* EXERCISE DIRECTIONS *
All of the entries are to be restated word for word.
***** RECORDS FOR THIS EXERCISE *****
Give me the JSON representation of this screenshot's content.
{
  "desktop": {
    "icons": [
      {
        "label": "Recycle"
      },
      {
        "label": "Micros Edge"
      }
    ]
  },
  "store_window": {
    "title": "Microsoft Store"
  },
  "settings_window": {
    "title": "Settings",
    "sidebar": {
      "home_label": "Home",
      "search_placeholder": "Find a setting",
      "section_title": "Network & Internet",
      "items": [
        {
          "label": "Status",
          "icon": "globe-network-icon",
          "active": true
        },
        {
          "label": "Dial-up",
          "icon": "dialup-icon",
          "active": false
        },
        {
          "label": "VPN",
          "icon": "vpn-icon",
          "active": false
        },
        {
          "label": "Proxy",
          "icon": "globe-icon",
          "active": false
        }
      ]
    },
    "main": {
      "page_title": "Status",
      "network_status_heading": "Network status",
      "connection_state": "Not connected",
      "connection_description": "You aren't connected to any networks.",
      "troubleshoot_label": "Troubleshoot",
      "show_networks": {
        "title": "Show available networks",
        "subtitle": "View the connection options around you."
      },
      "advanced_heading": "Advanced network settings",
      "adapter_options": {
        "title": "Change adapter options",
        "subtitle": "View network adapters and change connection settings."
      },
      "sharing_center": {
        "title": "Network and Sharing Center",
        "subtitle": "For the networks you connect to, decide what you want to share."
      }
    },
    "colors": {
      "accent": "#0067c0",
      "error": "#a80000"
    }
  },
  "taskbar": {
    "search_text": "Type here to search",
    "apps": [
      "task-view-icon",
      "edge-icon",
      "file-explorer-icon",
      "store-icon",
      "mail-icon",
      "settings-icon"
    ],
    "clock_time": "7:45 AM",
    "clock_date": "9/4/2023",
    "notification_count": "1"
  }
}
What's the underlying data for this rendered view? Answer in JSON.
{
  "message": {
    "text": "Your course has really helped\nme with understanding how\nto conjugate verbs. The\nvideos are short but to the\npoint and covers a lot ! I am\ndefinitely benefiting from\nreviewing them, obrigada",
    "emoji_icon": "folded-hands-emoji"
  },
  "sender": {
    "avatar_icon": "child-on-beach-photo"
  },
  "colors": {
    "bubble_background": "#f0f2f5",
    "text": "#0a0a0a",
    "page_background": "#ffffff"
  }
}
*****
* TASK RESULT *
Give me the JSON representation of this screenshot's content.
{
  "desktop": {
    "icons": [
      {
        "label": "Recycle"
      },
      {
        "label": "Micros Edge"
      }
    ]
  },
  "store_window": {
    "title": "Microsoft Store"
  },
  "settings_window": {
    "title": "Settings",
    "sidebar": {
      "home_label": "Home",
      "search_placeholder": "Find a setting",
      "section_title": "Network & Internet",
      "items": [
        {
          "label": "Status",
          "icon": "globe-network-icon",
          "active": true
        },
        {
          "label": "Dial-up",
          "icon": "dialup-icon",
          "active": false
        },
        {
          "label": "VPN",
          "icon": "vpn-icon",
          "active": false
        },
        {
          "label": "Proxy",
          "icon": "globe-icon",
          "active": false
        }
      ]
    },
    "main": {
      "page_title": "Status",
      "network_status_heading": "Network status",
      "connection_state": "Not connected",
      "connection_description": "You aren't connected to any networks.",
      "troubleshoot_label": "Troubleshoot",
      "show_networks": {
        "title": "Show available networks",
        "subtitle": "View the connection options around you."
      },
      "advanced_heading": "Advanced network settings",
      "adapter_options": {
        "title": "Change adapter options",
        "subtitle": "View network adapters and change connection settings."
      },
      "sharing_center": {
        "title": "Network and Sharing Center",
        "subtitle": "For the networks you connect to, decide what you want to share."
      }
    },
    "colors": {
      "accent": "#0067c0",
      "error": "#a80000"
    }
  },
  "taskbar": {
    "search_text": "Type here to search",
    "apps": [
      "task-view-icon",
      "edge-icon",
      "file-explorer-icon",
      "store-icon",
      "mail-icon",
      "settings-icon"
    ],
    "clock_time": "7:45 AM",
    "clock_date": "9/4/2023",
    "notification_count": "1"
  }
}
What's the underlying data for this rendered view? Answer in JSON.
{
  "message": {
    "text": "Your course has really helped\nme with understanding how\nto conjugate verbs. The\nvideos are short but to the\npoint and covers a lot ! I am\ndefinitely benefiting from\nreviewing them, obrigada",
    "emoji_icon": "folded-hands-emoji"
  },
  "sender": {
    "avatar_icon": "child-on-beach-photo"
  },
  "colors": {
    "bubble_background": "#f0f2f5",
    "text": "#0a0a0a",
    "page_background": "#ffffff"
  }
}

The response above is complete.